By Varun Kumar Das & Vikash Vaibhav
The passing of the three crucial agricultural Bills by Parliament and the agricultural sector clocking a 3.4% rise in Q1 of 2020-21 brings agriculture again in the spotlight. As most of the sectors of the economy contracted and employment fell during the Covid-19 lockdown period, the growth in the agriculture sector during the first quarter has been quite impressive.
Following this growth and an above-normal rainfall this monsoon, there has been an increase in the kharif crop sown area compared to 2019—especially paddy and oilseeds. According to the latest available data from the Ministry of Agriculture and Farmers Welfare, till the week ending September 18, 2020, the paddy area sown stood at 406.97 lakh hectares this year, compared to 378.71 lakh hectares in 2019—a rise of about 7.5%. Similarly, oilseeds area sown grew by 10.5% to 196.8 lakh hectares.
In the meantime, there has been a substantial rise in domestic sale of tractors compared to last year. Data released by the Tractor and Mechanization Association shows that as the year started, during the first two months of January and February, the sale of tractors seemed usual (see graphics). Due to the lockdown and its associated hardships, compared to last year tractor sales in India fell by around 50% during the month of March and by 80% during April.
However, tractor sales quickly picked up during May and June—these grew at 22.4% and 38% during May and June, respectively. The preparation for the kharif season starts a few days before the onset of the monsoon. This is also reflected in significant sale of tractors during June. This rise in tractor sales is despite around 16% increase in diesel price during June.
The rise in tractor sales this year is quite puzzling. The reason is not because of increasing sales during Covid-19 times, but rather a regional pattern of this tractor sale. State-wise sales figures for tractors reported by the Federation of Automobile Dealers Associations of India show two significant changes (see graphics). First, there has been a record rise in sale of tractors in the eastern states, especially Assam and Bihar.
Tractor sales rose by about 163% in June in Assam and by about 123% in Bihar. Second, during the same time, there has been a dip in tractor sales in the two major agricultural states of Punjab and Haryana. There was a 51% fall in tractor sales in Punjab during June and about 17% fall in Haryana. While taking the average for the three months of June, July and August, we see this trend holds though less stark.
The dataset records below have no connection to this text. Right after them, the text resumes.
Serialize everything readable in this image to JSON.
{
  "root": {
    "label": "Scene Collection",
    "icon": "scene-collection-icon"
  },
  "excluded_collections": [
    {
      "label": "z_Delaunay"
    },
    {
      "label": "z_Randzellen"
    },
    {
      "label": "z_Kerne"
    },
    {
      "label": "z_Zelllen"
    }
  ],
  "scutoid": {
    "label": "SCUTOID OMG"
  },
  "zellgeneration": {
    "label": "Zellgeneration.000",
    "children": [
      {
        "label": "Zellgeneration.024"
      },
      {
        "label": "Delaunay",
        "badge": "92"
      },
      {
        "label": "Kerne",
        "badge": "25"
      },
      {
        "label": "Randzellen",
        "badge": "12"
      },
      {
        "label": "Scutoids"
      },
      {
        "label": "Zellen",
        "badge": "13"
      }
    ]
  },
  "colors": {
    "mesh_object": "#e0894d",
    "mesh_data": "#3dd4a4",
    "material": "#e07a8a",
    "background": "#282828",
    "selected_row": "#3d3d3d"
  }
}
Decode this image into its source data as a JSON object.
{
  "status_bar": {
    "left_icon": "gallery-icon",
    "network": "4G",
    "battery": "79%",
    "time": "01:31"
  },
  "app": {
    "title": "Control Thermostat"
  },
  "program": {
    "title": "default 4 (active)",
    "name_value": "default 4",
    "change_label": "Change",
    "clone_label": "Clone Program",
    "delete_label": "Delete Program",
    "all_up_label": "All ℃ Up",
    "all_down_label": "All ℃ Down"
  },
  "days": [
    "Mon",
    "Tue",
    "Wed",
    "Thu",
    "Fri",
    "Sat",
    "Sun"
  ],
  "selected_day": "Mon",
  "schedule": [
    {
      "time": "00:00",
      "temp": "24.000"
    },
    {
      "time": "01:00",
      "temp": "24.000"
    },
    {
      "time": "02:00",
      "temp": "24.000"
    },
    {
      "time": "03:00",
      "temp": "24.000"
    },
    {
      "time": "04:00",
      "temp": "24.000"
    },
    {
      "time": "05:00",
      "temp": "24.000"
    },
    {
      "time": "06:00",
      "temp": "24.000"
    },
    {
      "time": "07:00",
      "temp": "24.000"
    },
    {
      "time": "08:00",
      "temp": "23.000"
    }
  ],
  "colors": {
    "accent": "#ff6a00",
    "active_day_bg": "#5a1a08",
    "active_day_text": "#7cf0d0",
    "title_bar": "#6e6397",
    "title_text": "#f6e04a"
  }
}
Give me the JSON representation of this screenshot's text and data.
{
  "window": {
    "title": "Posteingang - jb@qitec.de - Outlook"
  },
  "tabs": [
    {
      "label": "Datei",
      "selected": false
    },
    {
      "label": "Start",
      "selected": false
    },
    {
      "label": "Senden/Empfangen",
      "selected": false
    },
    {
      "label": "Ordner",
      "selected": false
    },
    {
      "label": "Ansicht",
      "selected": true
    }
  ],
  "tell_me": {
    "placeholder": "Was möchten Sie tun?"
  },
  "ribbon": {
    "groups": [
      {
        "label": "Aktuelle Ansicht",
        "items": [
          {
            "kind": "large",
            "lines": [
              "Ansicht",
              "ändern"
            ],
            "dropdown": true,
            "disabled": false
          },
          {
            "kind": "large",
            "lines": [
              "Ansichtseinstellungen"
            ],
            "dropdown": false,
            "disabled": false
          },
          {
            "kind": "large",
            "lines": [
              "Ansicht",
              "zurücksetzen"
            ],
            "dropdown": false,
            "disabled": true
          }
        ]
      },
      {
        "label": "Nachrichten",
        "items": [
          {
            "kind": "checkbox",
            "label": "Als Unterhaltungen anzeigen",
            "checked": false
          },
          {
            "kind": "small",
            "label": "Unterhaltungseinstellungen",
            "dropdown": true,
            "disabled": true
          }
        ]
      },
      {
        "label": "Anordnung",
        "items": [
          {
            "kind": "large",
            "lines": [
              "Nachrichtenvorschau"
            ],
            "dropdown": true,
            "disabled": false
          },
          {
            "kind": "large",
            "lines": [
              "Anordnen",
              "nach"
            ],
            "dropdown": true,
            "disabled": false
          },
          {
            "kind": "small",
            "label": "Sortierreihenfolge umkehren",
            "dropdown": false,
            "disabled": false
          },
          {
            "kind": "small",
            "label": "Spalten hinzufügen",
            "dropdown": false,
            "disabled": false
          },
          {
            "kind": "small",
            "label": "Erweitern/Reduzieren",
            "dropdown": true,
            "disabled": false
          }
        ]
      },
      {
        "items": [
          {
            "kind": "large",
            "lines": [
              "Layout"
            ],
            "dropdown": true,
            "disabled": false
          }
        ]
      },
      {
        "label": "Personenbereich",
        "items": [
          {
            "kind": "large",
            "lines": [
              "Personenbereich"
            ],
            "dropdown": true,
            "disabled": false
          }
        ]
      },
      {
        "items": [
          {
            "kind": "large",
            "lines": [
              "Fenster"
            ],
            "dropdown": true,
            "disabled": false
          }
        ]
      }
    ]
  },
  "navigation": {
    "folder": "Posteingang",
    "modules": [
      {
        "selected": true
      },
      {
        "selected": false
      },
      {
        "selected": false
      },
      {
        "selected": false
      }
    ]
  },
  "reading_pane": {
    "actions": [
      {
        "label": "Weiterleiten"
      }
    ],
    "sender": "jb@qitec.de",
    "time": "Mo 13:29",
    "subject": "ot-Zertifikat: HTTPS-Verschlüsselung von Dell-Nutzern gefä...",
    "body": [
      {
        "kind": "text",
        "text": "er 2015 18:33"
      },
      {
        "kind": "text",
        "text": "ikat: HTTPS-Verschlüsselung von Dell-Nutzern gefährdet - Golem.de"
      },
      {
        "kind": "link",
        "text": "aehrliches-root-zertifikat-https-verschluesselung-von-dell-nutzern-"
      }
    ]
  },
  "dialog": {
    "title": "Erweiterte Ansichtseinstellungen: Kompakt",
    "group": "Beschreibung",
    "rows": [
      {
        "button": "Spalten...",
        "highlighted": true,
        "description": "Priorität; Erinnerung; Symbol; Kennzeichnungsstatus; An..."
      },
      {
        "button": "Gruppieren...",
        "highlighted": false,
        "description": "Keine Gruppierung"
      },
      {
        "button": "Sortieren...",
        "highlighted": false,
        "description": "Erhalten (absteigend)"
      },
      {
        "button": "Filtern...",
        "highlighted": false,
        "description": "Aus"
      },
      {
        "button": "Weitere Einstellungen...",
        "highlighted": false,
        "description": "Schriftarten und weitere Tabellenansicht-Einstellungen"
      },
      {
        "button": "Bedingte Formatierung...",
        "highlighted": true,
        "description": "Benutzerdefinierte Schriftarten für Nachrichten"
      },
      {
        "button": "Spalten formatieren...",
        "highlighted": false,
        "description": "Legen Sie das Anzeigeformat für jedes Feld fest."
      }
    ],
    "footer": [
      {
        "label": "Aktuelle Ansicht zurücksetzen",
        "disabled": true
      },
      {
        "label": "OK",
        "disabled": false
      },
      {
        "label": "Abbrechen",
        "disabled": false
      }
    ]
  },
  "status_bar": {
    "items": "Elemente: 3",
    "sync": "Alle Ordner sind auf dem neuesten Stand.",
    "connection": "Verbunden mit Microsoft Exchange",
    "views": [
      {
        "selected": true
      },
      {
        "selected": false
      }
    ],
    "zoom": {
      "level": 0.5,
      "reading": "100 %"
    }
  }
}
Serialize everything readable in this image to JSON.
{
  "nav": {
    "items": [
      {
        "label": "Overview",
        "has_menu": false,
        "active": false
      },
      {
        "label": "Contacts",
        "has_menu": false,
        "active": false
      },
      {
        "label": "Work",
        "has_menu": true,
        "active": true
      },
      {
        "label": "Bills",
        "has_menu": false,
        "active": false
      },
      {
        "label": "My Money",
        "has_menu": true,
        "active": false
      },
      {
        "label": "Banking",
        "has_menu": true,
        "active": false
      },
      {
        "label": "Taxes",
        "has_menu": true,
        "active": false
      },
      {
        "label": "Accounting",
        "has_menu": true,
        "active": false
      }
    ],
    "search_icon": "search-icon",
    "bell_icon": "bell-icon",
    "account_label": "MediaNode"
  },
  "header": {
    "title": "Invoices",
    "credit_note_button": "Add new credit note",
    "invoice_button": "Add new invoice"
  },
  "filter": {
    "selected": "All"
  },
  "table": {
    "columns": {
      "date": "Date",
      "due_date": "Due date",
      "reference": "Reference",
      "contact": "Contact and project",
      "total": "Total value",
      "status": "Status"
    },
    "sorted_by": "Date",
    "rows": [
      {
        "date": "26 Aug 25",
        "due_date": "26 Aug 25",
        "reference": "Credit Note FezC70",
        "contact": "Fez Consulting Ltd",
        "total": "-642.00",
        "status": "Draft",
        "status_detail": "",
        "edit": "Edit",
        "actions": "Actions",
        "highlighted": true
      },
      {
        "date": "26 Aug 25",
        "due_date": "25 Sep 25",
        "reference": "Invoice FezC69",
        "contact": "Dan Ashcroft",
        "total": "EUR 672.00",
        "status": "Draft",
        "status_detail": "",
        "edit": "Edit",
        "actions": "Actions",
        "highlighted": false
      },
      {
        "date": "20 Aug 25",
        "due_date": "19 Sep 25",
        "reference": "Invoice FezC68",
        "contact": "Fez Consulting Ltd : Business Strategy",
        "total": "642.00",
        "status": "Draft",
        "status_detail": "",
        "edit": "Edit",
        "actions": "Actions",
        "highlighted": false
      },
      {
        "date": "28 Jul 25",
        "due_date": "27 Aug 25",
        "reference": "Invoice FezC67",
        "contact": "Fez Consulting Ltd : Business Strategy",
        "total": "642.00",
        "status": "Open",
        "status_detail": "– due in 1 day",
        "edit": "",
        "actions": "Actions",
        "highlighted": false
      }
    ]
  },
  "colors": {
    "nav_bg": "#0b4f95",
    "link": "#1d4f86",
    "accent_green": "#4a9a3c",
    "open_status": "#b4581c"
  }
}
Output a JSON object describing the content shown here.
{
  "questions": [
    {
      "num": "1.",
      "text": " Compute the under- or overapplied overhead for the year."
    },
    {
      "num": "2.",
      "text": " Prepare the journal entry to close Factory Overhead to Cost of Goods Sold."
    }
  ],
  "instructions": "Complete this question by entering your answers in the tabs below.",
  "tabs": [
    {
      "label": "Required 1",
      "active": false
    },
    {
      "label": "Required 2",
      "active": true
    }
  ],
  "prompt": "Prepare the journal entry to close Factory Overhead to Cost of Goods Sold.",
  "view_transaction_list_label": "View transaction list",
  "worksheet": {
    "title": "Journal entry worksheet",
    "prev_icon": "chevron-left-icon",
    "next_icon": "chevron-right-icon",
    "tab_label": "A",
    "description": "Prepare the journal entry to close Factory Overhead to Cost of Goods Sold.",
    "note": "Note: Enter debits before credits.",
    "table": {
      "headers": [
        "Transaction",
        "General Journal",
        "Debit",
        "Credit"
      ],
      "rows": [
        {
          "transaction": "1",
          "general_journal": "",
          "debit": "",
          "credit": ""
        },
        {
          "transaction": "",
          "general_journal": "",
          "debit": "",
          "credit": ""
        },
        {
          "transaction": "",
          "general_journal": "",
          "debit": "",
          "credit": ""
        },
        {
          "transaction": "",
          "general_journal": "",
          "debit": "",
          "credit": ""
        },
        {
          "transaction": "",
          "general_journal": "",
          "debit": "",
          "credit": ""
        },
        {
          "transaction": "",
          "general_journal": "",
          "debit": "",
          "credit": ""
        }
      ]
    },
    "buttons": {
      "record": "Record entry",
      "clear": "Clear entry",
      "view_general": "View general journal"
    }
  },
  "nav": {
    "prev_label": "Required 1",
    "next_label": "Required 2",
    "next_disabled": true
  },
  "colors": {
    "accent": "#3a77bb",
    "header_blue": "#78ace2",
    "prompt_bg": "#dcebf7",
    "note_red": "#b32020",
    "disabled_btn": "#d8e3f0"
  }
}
Tractors are usually labour-substituting technology. Tractors help in increasing cropping intensity and raising farm productivity. This growth in tractor sales in the eastern parts of the country is quite paradoxical as a large number of migrants returned from other western regions of India. In the current situation, with hardly any non-farm employment opportunities, these returning migrants provide a large pool of available agricultural labour.
Several plausible reasons could have led to this rise in tractor sales in eastern India. Due to the MGNREGA and inflationary pressures, the floor wage rate could be high enough for farmers to foresee the benefits of investing in tractors and other productivity-enhancing technologies, which happen to be labour savings as well. It could also be the fact that the bumper rabi crop from the previous season handed farmers enough cash to invest in tractors. Plus, the government’s thrust on providing easy agricultural credit along with the current bank moratorium due to the ongoing pandemic have made access to credit much easier.
Whatever the reasons may be, these developments are expected to have medium-term implications with opportunities for eastern states to develop their own agricultural base. States such as Bihar and Assam have low tractor density compared to states such as Punjab and Haryana. The rise in tractor sales would definitely help in raising agricultural productivity in these poorer states during this season.
Governments in these states need to be proactive in ramping up procurement and other supply chain facilities in the coming months; otherwise, this opportunity may be lost. A price crash from excess supply may be easily averted by making arrangements for export channels to other states where there may be chances of supply constraint.
Increase in availability of rural labour might lead to a fall in agricultural wages. This may aggravate the already skewed pattern of regional inequality in India. Given these important potential changes, state governments may be better off by infusing more funds into schemes such as the MGNREGA and building agricultural infrastructure. This may be in favour of these incumbent state governments, especially in Bihar, Assam and West Bengal, which are due to face the electorate in the coming few months. Good economics and good politics may not always be at odds.
Authors are PhD research scholars at the Indira Gandhi Institute of Development Research, Mumbai